■ Entries provided:
+++
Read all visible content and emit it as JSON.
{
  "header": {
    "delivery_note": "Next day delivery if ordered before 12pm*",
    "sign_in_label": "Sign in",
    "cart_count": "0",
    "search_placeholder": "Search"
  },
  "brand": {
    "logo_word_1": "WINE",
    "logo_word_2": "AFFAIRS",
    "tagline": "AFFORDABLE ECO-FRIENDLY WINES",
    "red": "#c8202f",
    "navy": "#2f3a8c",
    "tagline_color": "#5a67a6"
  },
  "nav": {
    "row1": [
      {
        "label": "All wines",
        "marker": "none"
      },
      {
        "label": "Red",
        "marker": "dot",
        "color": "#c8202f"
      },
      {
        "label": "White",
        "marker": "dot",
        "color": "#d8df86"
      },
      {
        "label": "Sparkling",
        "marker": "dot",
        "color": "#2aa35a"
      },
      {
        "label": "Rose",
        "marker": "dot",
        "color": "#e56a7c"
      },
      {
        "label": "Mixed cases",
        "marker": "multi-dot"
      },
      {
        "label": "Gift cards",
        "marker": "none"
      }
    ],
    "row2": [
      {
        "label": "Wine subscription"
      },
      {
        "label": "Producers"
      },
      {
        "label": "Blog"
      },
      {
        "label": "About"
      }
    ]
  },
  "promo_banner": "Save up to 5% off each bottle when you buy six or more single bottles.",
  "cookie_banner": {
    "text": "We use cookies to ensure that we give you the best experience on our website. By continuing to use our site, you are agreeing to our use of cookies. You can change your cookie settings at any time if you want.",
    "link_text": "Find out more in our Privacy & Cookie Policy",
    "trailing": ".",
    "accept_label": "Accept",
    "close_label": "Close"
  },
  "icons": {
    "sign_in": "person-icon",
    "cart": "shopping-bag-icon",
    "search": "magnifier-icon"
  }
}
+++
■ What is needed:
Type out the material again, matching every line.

■ Task solution:
Read all visible content and emit it as JSON.
{
  "header": {
    "delivery_note": "Next day delivery if ordered before 12pm*",
    "sign_in_label": "Sign in",
    "cart_count": "0",
    "search_placeholder": "Search"
  },
  "brand": {
    "logo_word_1": "WINE",
    "logo_word_2": "AFFAIRS",
    "tagline": "AFFORDABLE ECO-FRIENDLY WINES",
    "red": "#c8202f",
    "navy": "#2f3a8c",
    "tagline_color": "#5a67a6"
  },
  "nav": {
    "row1": [
      {
        "label": "All wines",
        "marker": "none"
      },
      {
        "label": "Red",
        "marker": "dot",
        "color": "#c8202f"
      },
      {
        "label": "White",
        "marker": "dot",
        "color": "#d8df86"
      },
      {
        "label": "Sparkling",
        "marker": "dot",
        "color": "#2aa35a"
      },
      {
        "label": "Rose",
        "marker": "dot",
        "color": "#e56a7c"
      },
      {
        "label": "Mixed cases",
        "marker": "multi-dot"
      },
      {
        "label": "Gift cards",
        "marker": "none"
      }
    ],
    "row2": [
      {
        "label": "Wine subscription"
      },
      {
        "label": "Producers"
      },
      {
        "label": "Blog"
      },
      {
        "label": "About"
      }
    ]
  },
  "promo_banner": "Save up to 5% off each bottle when you buy six or more single bottles.",
  "cookie_banner": {
    "text": "We use cookies to ensure that we give you the best experience on our website. By continuing to use our site, you are agreeing to our use of cookies. You can change your cookie settings at any time if you want.",
    "link_text": "Find out more in our Privacy & Cookie Policy",
    "trailing": ".",
    "accept_label": "Accept",
    "close_label": "Close"
  },
  "icons": {
    "sign_in": "person-icon",
    "cart": "shopping-bag-icon",
    "search": "magnifier-icon"
  }
}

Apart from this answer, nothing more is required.